The data:
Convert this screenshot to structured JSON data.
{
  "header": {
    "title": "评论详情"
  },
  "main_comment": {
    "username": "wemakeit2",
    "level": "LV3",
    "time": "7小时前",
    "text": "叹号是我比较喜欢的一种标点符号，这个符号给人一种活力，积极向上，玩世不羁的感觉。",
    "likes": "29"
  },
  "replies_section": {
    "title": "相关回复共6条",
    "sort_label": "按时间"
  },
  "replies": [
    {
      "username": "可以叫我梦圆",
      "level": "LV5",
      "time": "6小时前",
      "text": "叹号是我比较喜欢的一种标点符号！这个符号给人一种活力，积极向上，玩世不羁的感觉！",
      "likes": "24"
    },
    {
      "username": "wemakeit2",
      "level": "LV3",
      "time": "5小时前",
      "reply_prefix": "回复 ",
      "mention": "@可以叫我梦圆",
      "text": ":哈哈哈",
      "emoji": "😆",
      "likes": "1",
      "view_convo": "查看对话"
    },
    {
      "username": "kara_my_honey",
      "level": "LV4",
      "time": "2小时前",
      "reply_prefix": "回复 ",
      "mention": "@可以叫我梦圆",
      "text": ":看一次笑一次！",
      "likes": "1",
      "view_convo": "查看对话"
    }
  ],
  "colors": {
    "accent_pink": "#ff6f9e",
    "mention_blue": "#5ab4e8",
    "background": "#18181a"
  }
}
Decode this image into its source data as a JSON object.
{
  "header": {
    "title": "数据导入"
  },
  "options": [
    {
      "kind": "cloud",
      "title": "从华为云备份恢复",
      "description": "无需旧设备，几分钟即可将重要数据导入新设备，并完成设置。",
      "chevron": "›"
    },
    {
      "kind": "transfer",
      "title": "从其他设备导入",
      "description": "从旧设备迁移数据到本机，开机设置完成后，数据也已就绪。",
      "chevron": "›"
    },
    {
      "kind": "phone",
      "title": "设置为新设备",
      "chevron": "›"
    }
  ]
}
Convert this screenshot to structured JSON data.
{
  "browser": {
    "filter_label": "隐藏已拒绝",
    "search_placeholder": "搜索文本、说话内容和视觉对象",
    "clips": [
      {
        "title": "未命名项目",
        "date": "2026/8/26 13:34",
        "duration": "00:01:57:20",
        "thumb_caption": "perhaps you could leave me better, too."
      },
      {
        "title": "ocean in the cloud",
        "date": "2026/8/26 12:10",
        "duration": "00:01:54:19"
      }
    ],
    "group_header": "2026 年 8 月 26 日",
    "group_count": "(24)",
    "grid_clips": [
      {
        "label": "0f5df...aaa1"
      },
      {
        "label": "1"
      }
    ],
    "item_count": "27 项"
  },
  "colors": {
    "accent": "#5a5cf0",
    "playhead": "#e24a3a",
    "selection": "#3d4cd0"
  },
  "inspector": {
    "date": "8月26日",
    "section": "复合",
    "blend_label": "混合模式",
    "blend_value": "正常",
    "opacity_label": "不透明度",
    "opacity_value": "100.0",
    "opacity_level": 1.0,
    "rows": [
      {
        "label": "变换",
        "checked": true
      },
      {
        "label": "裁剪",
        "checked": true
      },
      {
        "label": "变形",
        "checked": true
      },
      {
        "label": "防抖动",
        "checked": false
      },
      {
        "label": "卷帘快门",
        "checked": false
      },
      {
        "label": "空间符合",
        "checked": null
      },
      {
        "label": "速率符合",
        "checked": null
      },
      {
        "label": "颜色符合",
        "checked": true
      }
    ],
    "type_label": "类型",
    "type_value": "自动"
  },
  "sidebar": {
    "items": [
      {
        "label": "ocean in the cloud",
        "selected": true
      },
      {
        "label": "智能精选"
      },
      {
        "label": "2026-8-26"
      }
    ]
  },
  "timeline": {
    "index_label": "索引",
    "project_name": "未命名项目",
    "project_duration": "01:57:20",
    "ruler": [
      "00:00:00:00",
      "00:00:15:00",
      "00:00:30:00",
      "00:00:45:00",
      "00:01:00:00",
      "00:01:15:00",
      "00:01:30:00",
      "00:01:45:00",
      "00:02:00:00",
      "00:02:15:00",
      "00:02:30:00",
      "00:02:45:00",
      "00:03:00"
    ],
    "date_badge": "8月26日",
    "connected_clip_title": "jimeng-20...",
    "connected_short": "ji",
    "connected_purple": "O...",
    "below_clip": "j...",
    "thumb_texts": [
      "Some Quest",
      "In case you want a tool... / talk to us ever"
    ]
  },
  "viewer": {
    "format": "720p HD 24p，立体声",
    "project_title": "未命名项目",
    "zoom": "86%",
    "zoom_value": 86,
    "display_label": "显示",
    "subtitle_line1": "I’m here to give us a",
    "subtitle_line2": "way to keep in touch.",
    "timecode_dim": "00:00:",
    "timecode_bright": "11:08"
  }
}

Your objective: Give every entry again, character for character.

Solution:
Convert this screenshot to structured JSON data.
{
  "header": {
    "title": "评论详情"
  },
  "main_comment": {
    "username": "wemakeit2",
    "level": "LV3",
    "time": "7小时前",
    "text": "叹号是我比较喜欢的一种标点符号，这个符号给人一种活力，积极向上，玩世不羁的感觉。",
    "likes": "29"
  },
  "replies_section": {
    "title": "相关回复共6条",
    "sort_label": "按时间"
  },
  "replies": [
    {
      "username": "可以叫我梦圆",
      "level": "LV5",
      "time": "6小时前",
      "text": "叹号是我比较喜欢的一种标点符号！这个符号给人一种活力，积极向上，玩世不羁的感觉！",
      "likes": "24"
    },
    {
      "username": "wemakeit2",
      "level": "LV3",
      "time": "5小时前",
      "reply_prefix": "回复 ",
      "mention": "@可以叫我梦圆",
      "text": ":哈哈哈",
      "emoji": "😆",
      "likes": "1",
      "view_convo": "查看对话"
    },
    {
      "username": "kara_my_honey",
      "level": "LV4",
      "time": "2小时前",
      "reply_prefix": "回复 ",
      "mention": "@可以叫我梦圆",
      "text": ":看一次笑一次！",
      "likes": "1",
      "view_convo": "查看对话"
    }
  ],
  "colors": {
    "accent_pink": "#ff6f9e",
    "mention_blue": "#5ab4e8",
    "background": "#18181a"
  }
}
Decode this image into its source data as a JSON object.
{
  "header": {
    "title": "数据导入"
  },
  "options": [
    {
      "kind": "cloud",
      "title": "从华为云备份恢复",
      "description": "无需旧设备，几分钟即可将重要数据导入新设备，并完成设置。",
      "chevron": "›"
    },
    {
      "kind": "transfer",
      "title": "从其他设备导入",
      "description": "从旧设备迁移数据到本机，开机设置完成后，数据也已就绪。",
      "chevron": "›"
    },
    {
      "kind": "phone",
      "title": "设置为新设备",
      "chevron": "›"
    }
  ]
}
Convert this screenshot to structured JSON data.
{
  "browser": {
    "filter_label": "隐藏已拒绝",
    "search_placeholder": "搜索文本、说话内容和视觉对象",
    "clips": [
      {
        "title": "未命名项目",
        "date": "2026/8/26 13:34",
        "duration": "00:01:57:20",
        "thumb_caption": "perhaps you could leave me better, too."
      },
      {
        "title": "ocean in the cloud",
        "date": "2026/8/26 12:10",
        "duration": "00:01:54:19"
      }
    ],
    "group_header": "2026 年 8 月 26 日",
    "group_count": "(24)",
    "grid_clips": [
      {
        "label": "0f5df...aaa1"
      },
      {
        "label": "1"
      }
    ],
    "item_count": "27 项"
  },
  "colors": {
    "accent": "#5a5cf0",
    "playhead": "#e24a3a",
    "selection": "#3d4cd0"
  },
  "inspector": {
    "date": "8月26日",
    "section": "复合",
    "blend_label": "混合模式",
    "blend_value": "正常",
    "opacity_label": "不透明度",
    "opacity_value": "100.0",
    "opacity_level": 1.0,
    "rows": [
      {
        "label": "变换",
        "checked": true
      },
      {
        "label": "裁剪",
        "checked": true
      },
      {
        "label": "变形",
        "checked": true
      },
      {
        "label": "防抖动",
        "checked": false
      },
      {
        "label": "卷帘快门",
        "checked": false
      },
      {
        "label": "空间符合",
        "checked": null
      },
      {
        "label": "速率符合",
        "checked": null
      },
      {
        "label": "颜色符合",
        "checked": true
      }
    ],
    "type_label": "类型",
    "type_value": "自动"
  },
  "sidebar": {
    "items": [
      {
        "label": "ocean in the cloud",
        "selected": true
      },
      {
        "label": "智能精选"
      },
      {
        "label": "2026-8-26"
      }
    ]
  },
  "timeline": {
    "index_label": "索引",
    "project_name": "未命名项目",
    "project_duration": "01:57:20",
    "ruler": [
      "00:00:00:00",
      "00:00:15:00",
      "00:00:30:00",
      "00:00:45:00",
      "00:01:00:00",
      "00:01:15:00",
      "00:01:30:00",
      "00:01:45:00",
      "00:02:00:00",
      "00:02:15:00",
      "00:02:30:00",
      "00:02:45:00",
      "00:03:00"
    ],
    "date_badge": "8月26日",
    "connected_clip_title": "jimeng-20...",
    "connected_short": "ji",
    "connected_purple": "O...",
    "below_clip": "j...",
    "thumb_texts": [
      "Some Quest",
      "In case you want a tool... / talk to us ever"
    ]
  },
  "viewer": {
    "format": "720p HD 24p，立体声",
    "project_title": "未命名项目",
    "zoom": "86%",
    "zoom_value": 86,
    "display_label": "显示",
    "subtitle_line1": "I’m here to give us a",
    "subtitle_line2": "way to keep in touch.",
    "timecode_dim": "00:00:",
    "timecode_bright": "11:08"
  }
}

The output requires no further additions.